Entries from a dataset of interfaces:
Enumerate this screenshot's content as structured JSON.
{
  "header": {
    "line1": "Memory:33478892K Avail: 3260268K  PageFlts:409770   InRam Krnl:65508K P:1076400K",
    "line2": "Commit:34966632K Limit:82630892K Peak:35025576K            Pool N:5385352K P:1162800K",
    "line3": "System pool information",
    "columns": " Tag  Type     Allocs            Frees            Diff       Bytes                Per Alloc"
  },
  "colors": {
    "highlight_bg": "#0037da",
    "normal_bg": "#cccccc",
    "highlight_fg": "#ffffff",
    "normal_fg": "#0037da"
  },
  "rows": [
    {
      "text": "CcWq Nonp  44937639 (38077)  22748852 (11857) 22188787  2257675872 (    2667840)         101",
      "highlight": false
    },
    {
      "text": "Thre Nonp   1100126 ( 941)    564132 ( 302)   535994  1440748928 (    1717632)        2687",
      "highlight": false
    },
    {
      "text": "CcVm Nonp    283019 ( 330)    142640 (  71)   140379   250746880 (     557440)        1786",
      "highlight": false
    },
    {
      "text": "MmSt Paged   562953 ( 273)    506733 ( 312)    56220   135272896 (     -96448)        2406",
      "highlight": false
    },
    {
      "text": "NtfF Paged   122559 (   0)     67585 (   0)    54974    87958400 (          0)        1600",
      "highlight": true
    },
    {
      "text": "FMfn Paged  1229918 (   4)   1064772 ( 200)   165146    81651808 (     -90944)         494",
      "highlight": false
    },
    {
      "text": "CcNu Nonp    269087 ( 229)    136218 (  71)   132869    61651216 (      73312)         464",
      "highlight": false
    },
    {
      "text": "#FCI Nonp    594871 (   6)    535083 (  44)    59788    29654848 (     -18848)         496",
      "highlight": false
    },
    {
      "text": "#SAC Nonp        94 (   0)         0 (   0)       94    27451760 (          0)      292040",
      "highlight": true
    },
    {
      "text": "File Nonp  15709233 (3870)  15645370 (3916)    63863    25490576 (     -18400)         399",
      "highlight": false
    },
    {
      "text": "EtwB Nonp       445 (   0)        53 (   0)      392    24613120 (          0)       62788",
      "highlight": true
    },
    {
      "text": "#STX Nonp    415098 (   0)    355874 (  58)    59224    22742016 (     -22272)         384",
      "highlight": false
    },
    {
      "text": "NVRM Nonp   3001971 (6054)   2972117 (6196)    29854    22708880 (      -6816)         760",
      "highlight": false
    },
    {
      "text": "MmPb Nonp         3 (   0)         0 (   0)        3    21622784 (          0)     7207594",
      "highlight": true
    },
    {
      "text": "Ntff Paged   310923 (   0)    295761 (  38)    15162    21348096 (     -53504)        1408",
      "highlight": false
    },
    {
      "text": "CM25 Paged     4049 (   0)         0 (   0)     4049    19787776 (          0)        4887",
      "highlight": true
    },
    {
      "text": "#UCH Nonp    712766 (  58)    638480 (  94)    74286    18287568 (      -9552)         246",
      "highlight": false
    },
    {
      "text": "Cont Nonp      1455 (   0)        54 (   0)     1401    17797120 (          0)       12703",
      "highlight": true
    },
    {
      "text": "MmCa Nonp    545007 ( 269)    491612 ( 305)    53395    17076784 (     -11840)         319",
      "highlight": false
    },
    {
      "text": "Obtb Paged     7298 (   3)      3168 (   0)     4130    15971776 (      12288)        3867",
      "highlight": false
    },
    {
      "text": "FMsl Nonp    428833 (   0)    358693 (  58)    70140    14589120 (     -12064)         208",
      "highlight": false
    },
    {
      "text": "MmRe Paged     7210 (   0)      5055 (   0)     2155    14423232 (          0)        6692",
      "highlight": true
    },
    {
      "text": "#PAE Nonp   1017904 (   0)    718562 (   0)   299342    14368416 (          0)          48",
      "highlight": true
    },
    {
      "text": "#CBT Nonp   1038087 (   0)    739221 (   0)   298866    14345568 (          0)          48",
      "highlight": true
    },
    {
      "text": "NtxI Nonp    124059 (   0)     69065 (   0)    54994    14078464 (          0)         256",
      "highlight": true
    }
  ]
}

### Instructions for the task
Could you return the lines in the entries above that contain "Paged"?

### Response to this exercise
      "text": "MmSt Paged   562953 ( 273)    506733 ( 312)    56220   135272896 (     -96448)        2406",
      "text": "NtfF Paged   122559 (   0)     67585 (   0)    54974    87958400 (          0)        1600",
      "text": "FMfn Paged  1229918 (   4)   1064772 ( 200)   165146    81651808 (     -90944)         494",
      "text": "Ntff Paged   310923 (   0)    295761 (  38)    15162    21348096 (     -53504)        1408",
      "text": "CM25 Paged     4049 (   0)         0 (   0)     4049    19787776 (          0)        4887",
      "text": "Obtb Paged     7298 (   3)      3168 (   0)     4130    15971776 (      12288)        3867",
      "text": "MmRe Paged     7210 (   0)      5055 (   0)     2155    14423232 (          0)        6692",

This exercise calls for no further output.